Description of the task -
Filter the data below for the string "phone" and copy each matching line.

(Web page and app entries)
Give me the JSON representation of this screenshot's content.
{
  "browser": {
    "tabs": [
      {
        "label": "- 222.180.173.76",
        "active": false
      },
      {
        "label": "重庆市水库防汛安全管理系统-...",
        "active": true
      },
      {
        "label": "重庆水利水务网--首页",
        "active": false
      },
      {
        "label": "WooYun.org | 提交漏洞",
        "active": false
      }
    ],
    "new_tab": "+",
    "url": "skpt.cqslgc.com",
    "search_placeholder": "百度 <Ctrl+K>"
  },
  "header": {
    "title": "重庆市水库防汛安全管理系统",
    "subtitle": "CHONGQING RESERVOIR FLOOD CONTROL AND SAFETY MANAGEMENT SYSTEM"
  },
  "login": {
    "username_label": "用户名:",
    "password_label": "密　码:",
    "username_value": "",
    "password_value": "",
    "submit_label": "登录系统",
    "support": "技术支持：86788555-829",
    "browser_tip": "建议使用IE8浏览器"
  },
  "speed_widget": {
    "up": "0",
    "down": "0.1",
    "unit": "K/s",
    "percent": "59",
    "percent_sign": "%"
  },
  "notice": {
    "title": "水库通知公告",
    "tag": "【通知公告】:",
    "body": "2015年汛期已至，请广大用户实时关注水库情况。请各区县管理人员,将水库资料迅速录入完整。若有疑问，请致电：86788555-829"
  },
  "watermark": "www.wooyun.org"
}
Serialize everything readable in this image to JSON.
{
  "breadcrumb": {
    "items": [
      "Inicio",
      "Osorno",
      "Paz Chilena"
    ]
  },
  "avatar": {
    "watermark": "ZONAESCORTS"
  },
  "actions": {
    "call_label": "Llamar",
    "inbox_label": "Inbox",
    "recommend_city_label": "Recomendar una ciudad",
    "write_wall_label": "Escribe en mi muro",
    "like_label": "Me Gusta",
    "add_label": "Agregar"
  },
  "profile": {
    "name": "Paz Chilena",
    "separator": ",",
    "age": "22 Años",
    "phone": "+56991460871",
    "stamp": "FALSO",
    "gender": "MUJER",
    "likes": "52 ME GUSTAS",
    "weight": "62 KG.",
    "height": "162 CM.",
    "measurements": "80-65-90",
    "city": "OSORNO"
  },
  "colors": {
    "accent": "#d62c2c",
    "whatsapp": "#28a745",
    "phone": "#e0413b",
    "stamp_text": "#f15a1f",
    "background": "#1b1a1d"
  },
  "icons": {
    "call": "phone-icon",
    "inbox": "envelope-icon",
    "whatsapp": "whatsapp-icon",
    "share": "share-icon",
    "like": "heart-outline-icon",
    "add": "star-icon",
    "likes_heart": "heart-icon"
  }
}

Result -
    "phone": "+56991460871",
    "phone": "#e0413b",
    "call": "phone-icon",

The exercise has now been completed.